Upcoming seminars in Statistics

Seminars in Mathematics
What on Earth is this? Applying deep learning for species recognition

Varvara Vetrova

University of Canterbury

Date: Thursday 19 September 2019
Time: 11:00 a.m.
Place: Room 241, 2nd floor, Science III building

Can we use a smartphone camera, take a picture of an animal or a plant in the wild and identify its species automatically using convolutional neural networks? What about very similar-looking or rare organisms? How many images are enough? This talk will try to reveal some answers to these questions. This talk is based on the MBIE-funded research project "BioSecure-ID".

Making Better Use of Genotyping-by-Sequencing Data: SNPs vs. ShortHaps

Jie Kang

Mathematics and Statistics, University of Otago

Date: Thursday 26 September 2019
Time: 11:00 a.m.
Place: Room 241, 2nd floor, Science III building
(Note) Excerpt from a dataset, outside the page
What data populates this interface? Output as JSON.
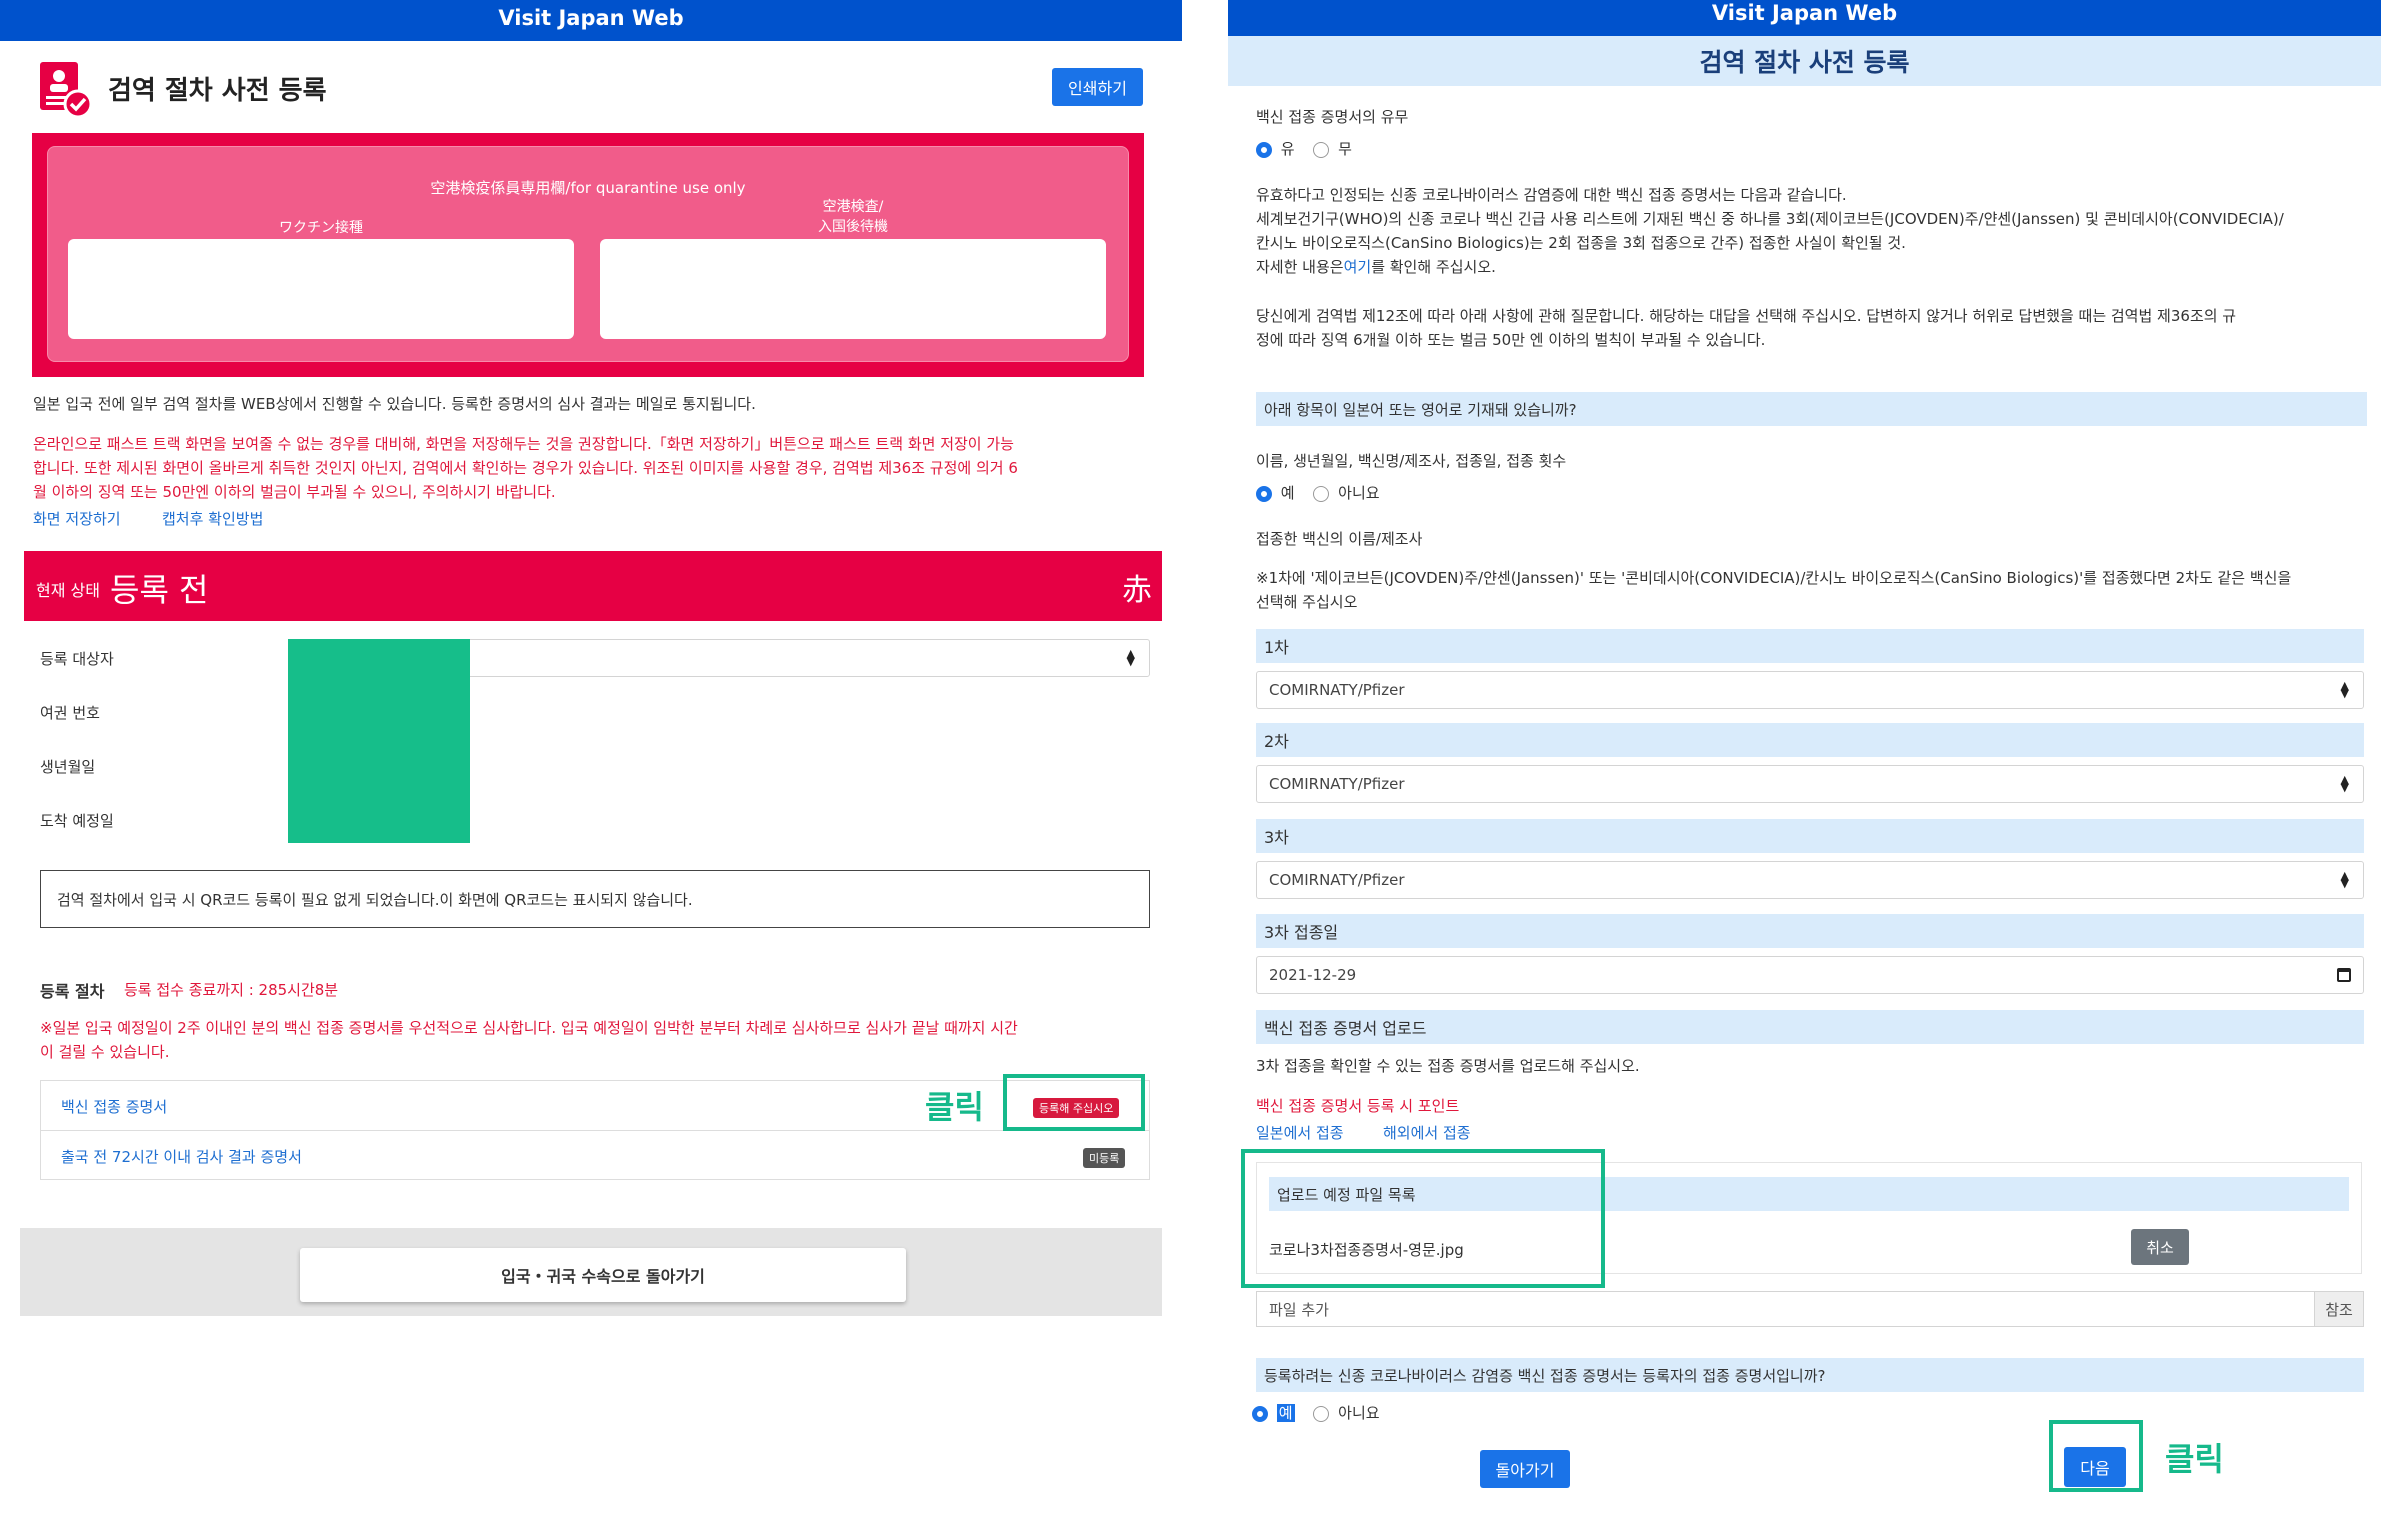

Advances in sequencing technologies enable us to characterise variation in the genome of non-model but agriculturally important species. Approaches such as Genotyping-by-Sequencing (GBS) can produce abundant markers at relatively low cost. This has encouraged implementation of Genomic Selection (GS) to accelerate genetic gains in plant breeding, but has also raised the challenge of how to make better use of the genomic information. Unlike animal breeding, where high-quality reference genomes and well-developed modelling strategies already exist, a versatile analysis pipeline is needed for out-breeding plant species, such as perennial ryegrass (Lolium perenne). In addition, we want approaches that take the highly polymorphic nature of ryegrass into consideration when analysing (low-depth) GBS data. We thus hypothesise that existing GS models can be enhanced by accounting for short haplotypes or 'ShortHaps', that is, multiple variants in small genomic segments such as those captured within a GBS read. In this talk I will describe the bioinformatics workflows associated with ShortHaps calling and discuss why ShortHaps should work better than SNPs in terms of breeding value predictions and relatedness estimation.